Cpl. Leander Herron, Co. A, 3rd U.S. Infantry, is the only soldier to be stationed at Fort Dodge and Fort Larned to have received the Congressional Medal of Honor.

Herron received the award in 1917 for his actions in the Battle of Coon Creek that took place Sept. 2-3, 1868, overlooking the Santa Fe Trail Dry Route crossing of Coon Creek, which is 11 miles northeast of Fort Dodge, according to Herron's bio.

Recently, Boot Hill Casino Mariah Fund and the National Santa Fe Trail Association made grants for a storyboard in honor of Herron.

The storyboard is located at 125 Road and Jewel Road, not far from where his battle took place.

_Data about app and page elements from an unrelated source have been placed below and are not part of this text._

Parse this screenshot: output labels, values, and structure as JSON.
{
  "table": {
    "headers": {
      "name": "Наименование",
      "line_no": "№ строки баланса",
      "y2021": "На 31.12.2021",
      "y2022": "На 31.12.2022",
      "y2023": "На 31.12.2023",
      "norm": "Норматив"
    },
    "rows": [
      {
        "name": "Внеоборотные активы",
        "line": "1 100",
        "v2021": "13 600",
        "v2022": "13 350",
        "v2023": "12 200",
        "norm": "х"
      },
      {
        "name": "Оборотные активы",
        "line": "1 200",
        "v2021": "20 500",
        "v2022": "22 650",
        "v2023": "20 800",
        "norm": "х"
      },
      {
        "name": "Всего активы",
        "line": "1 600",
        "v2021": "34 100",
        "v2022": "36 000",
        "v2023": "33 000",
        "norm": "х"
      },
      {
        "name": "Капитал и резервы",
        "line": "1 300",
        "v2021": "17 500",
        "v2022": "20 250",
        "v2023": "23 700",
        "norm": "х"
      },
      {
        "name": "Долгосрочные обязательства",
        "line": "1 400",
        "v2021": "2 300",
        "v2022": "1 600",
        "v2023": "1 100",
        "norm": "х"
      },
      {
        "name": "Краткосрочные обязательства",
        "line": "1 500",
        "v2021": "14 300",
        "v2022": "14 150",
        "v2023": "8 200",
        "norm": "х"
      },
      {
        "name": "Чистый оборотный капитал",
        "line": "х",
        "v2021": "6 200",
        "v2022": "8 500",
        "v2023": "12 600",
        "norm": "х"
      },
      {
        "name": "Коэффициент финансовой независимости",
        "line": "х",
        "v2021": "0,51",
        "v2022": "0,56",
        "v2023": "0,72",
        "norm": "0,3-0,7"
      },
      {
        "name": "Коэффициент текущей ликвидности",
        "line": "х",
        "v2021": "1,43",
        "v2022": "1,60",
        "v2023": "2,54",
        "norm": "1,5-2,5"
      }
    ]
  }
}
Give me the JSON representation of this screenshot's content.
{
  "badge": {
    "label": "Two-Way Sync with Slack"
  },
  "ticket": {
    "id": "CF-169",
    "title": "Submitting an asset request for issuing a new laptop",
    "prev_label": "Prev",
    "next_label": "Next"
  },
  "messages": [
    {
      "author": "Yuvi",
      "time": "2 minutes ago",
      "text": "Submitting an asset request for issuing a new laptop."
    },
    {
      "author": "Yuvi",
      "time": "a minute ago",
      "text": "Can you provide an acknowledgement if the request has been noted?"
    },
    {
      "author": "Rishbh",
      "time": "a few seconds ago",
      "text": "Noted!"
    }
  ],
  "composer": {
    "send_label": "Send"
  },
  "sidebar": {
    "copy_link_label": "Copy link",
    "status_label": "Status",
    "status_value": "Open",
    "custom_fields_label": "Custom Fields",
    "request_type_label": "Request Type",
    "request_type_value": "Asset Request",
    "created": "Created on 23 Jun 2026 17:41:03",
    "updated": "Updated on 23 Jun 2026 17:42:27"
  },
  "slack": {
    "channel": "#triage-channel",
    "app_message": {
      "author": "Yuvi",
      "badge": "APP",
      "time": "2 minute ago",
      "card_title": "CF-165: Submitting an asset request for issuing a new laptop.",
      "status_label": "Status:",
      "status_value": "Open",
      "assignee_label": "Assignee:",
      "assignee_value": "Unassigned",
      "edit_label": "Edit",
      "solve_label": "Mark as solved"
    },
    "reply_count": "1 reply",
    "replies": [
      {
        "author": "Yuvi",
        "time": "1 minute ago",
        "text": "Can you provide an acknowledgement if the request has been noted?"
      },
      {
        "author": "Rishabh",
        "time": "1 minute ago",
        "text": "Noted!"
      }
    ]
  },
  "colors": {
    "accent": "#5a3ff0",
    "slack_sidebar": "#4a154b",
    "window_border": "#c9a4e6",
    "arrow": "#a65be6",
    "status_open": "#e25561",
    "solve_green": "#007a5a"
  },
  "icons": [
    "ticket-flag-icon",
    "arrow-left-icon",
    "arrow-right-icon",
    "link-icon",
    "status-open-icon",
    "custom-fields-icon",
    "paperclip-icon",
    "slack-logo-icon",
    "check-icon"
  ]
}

The grants were made possible through a presentation of Leo Oliva to the entities.

Herron was a highlight of the Dodge City Daily Globe Historical Speaking, where historian Kathie Bell wrote, "Herron was born in Pennsylvania in 1846. At the beginning of the Civil War, the Union Army rejected him because he was only 14.

"At the age of 17 at 5-feet one-inch, and 100 pounds, he joined the Pennsylvania Infantry. He appears in a famous photograph with Generals Grant and Meade taken at Massaponnax Church, Virginia in 1864. At the end of the War, he mustered out, joined Company A of the 3rd Infantry and was stationed at Fort Larned.

"Herron split his duties between Fort's Dodge and Larned as a courier linking the two outposts. On the evening of Sept. 1, 1868, Herron left Fort Larned with mail bound for Fort Dodge. During his travels, he passed a group of four soldiers from Fort Dodge gathering wood. "The next morning during his return trip with Corporal Patrick Boyle of the 7th Cavalry, things got ugly. Twelve miles east of Fort Dodge at a crossing of Coon Creek south of today’s Spearville they heard gunfire. Indians were attacking the wood gathering party.

"Pistols drawn, Herron and Boyle rode straight through the attackers to reach the four-man detail. Herron took charge as the six men fought 50 Indians from behind a wagon. Herron sent Boyle back to Fort Dodge for reinforcements as the remaining men faced assaults throughout the night.

"Ammunition got low and all men except Herron were wounded, before Boyle returned with reinforcements. The Indians fled and all men were saved."

Herron's account was published after he wrote of it in 1913, according to his bio.

This account made its way throughout the nation, eventually landing in Congress, leading to his Medal of Honor.

Herron's own account when the Kiowa retreated was that "the wagon and mules were riddled with bullets and the wagon box was was nearly covered with arrows.

"General Philip Sheridan issued an order saying, 'thanks and high appreciation of the gallantry, energy and bravery displayed by those engaged.' "

Historians of the battle also state that Boyle is also deserving of the Medal of Honor for his part. However, he has not been considered.

Boyle died in 1913.

For more information on Herron, visit www.nps.gov/fols/learn/historyculture/corporal-leander-herron.htm.


Editor's Note: This story is part of the Good News Initiative where the Dodge City Daily Globe will be highlighting a positive news story daily, sponsored by First Dental of Dodge City.

To send inquiries about possible positive news stories, email managing editor Vincent Marshall at vmarshall@dodgeglobe.com.